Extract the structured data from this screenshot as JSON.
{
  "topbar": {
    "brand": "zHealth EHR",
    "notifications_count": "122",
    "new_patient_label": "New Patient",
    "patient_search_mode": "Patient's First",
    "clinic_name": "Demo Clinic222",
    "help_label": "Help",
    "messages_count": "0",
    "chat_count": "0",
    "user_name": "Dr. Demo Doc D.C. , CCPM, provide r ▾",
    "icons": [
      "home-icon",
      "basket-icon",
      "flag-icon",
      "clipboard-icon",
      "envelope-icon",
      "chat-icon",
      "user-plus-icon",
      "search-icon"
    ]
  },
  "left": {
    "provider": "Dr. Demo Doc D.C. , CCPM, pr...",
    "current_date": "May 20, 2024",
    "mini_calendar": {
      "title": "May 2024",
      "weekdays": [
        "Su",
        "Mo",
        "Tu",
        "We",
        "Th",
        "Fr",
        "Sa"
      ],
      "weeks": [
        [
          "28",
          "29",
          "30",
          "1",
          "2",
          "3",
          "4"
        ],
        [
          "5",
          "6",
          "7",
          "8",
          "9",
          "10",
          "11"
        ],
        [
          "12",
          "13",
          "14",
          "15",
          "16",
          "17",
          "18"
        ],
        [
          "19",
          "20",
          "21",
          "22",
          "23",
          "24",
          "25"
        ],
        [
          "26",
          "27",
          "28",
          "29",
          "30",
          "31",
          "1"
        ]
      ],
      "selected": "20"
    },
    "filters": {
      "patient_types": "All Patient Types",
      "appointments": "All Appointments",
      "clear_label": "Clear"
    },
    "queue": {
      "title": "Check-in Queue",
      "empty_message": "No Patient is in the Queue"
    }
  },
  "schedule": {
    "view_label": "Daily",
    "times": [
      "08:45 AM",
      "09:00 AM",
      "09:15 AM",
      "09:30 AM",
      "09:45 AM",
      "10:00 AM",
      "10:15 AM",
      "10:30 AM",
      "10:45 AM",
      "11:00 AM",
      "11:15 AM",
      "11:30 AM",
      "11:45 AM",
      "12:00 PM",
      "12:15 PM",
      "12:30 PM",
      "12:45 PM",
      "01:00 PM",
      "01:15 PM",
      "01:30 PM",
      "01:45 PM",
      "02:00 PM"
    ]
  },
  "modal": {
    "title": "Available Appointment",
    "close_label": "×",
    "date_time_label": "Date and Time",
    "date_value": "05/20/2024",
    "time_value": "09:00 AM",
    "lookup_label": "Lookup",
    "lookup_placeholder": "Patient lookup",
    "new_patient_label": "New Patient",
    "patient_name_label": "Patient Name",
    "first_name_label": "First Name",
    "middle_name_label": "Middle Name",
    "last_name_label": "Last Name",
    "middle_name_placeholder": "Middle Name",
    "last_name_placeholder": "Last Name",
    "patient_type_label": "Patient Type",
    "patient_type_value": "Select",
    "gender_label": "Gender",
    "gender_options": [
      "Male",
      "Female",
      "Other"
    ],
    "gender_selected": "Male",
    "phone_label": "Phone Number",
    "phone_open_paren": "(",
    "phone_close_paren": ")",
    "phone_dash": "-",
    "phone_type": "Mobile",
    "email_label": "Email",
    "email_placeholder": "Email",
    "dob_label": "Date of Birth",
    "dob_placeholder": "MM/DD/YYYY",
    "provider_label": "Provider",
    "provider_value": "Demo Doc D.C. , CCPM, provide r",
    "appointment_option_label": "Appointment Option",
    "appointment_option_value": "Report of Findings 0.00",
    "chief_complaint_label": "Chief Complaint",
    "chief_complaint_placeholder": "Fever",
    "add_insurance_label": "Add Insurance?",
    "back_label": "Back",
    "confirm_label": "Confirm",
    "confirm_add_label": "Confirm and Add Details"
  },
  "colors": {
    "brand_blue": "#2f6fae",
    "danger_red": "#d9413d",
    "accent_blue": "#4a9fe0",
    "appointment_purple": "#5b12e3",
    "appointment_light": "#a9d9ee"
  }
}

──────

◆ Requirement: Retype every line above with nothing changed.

◆ Solution below:
Extract the structured data from this screenshot as JSON.
{
  "topbar": {
    "brand": "zHealth EHR",
    "notifications_count": "122",
    "new_patient_label": "New Patient",
    "patient_search_mode": "Patient's First",
    "clinic_name": "Demo Clinic222",
    "help_label": "Help",
    "messages_count": "0",
    "chat_count": "0",
    "user_name": "Dr. Demo Doc D.C. , CCPM, provide r ▾",
    "icons": [
      "home-icon",
      "basket-icon",
      "flag-icon",
      "clipboard-icon",
      "envelope-icon",
      "chat-icon",
      "user-plus-icon",
      "search-icon"
    ]
  },
  "left": {
    "provider": "Dr. Demo Doc D.C. , CCPM, pr...",
    "current_date": "May 20, 2024",
    "mini_calendar": {
      "title": "May 2024",
      "weekdays": [
        "Su",
        "Mo",
        "Tu",
        "We",
        "Th",
        "Fr",
        "Sa"
      ],
      "weeks": [
        [
          "28",
          "29",
          "30",
          "1",
          "2",
          "3",
          "4"
        ],
        [
          "5",
          "6",
          "7",
          "8",
          "9",
          "10",
          "11"
        ],
        [
          "12",
          "13",
          "14",
          "15",
          "16",
          "17",
          "18"
        ],
        [
          "19",
          "20",
          "21",
          "22",
          "23",
          "24",
          "25"
        ],
        [
          "26",
          "27",
          "28",
          "29",
          "30",
          "31",
          "1"
        ]
      ],
      "selected": "20"
    },
    "filters": {
      "patient_types": "All Patient Types",
      "appointments": "All Appointments",
      "clear_label": "Clear"
    },
    "queue": {
      "title": "Check-in Queue",
      "empty_message": "No Patient is in the Queue"
    }
  },
  "schedule": {
    "view_label": "Daily",
    "times": [
      "08:45 AM",
      "09:00 AM",
      "09:15 AM",
      "09:30 AM",
      "09:45 AM",
      "10:00 AM",
      "10:15 AM",
      "10:30 AM",
      "10:45 AM",
      "11:00 AM",
      "11:15 AM",
      "11:30 AM",
      "11:45 AM",
      "12:00 PM",
      "12:15 PM",
      "12:30 PM",
      "12:45 PM",
      "01:00 PM",
      "01:15 PM",
      "01:30 PM",
      "01:45 PM",
      "02:00 PM"
    ]
  },
  "modal": {
    "title": "Available Appointment",
    "close_label": "×",
    "date_time_label": "Date and Time",
    "date_value": "05/20/2024",
    "time_value": "09:00 AM",
    "lookup_label": "Lookup",
    "lookup_placeholder": "Patient lookup",
    "new_patient_label": "New Patient",
    "patient_name_label": "Patient Name",
    "first_name_label": "First Name",
    "middle_name_label": "Middle Name",
    "last_name_label": "Last Name",
    "middle_name_placeholder": "Middle Name",
    "last_name_placeholder": "Last Name",
    "patient_type_label": "Patient Type",
    "patient_type_value": "Select",
    "gender_label": "Gender",
    "gender_options": [
      "Male",
      "Female",
      "Other"
    ],
    "gender_selected": "Male",
    "phone_label": "Phone Number",
    "phone_open_paren": "(",
    "phone_close_paren": ")",
    "phone_dash": "-",
    "phone_type": "Mobile",
    "email_label": "Email",
    "email_placeholder": "Email",
    "dob_label": "Date of Birth",
    "dob_placeholder": "MM/DD/YYYY",
    "provider_label": "Provider",
    "provider_value": "Demo Doc D.C. , CCPM, provide r",
    "appointment_option_label": "Appointment Option",
    "appointment_option_value": "Report of Findings 0.00",
    "chief_complaint_label": "Chief Complaint",
    "chief_complaint_placeholder": "Fever",
    "add_insurance_label": "Add Insurance?",
    "back_label": "Back",
    "confirm_label": "Confirm",
    "confirm_add_label": "Confirm and Add Details"
  },
  "colors": {
    "brand_blue": "#2f6fae",
    "danger_red": "#d9413d",
    "accent_blue": "#4a9fe0",
    "appointment_purple": "#5b12e3",
    "appointment_light": "#a9d9ee"
  }
}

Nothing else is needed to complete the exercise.